> Exercise inputs:
┌────────

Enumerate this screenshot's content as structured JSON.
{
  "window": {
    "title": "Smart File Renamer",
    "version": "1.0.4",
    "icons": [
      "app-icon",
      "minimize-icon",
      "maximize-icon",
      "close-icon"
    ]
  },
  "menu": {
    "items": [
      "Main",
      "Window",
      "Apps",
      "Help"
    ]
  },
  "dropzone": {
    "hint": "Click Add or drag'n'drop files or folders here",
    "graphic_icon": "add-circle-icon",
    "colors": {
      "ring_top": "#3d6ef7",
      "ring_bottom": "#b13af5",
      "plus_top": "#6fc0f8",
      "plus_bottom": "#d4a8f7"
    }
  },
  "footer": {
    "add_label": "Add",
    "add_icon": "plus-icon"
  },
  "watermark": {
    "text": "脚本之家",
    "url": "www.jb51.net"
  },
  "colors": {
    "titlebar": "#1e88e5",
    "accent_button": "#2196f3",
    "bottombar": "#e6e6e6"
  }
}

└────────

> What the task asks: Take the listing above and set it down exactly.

> Solution to the exercise:
Enumerate this screenshot's content as structured JSON.
{
  "window": {
    "title": "Smart File Renamer",
    "version": "1.0.4",
    "icons": [
      "app-icon",
      "minimize-icon",
      "maximize-icon",
      "close-icon"
    ]
  },
  "menu": {
    "items": [
      "Main",
      "Window",
      "Apps",
      "Help"
    ]
  },
  "dropzone": {
    "hint": "Click Add or drag'n'drop files or folders here",
    "graphic_icon": "add-circle-icon",
    "colors": {
      "ring_top": "#3d6ef7",
      "ring_bottom": "#b13af5",
      "plus_top": "#6fc0f8",
      "plus_bottom": "#d4a8f7"
    }
  },
  "footer": {
    "add_label": "Add",
    "add_icon": "plus-icon"
  },
  "watermark": {
    "text": "脚本之家",
    "url": "www.jb51.net"
  },
  "colors": {
    "titlebar": "#1e88e5",
    "accent_button": "#2196f3",
    "bottombar": "#e6e6e6"
  }
}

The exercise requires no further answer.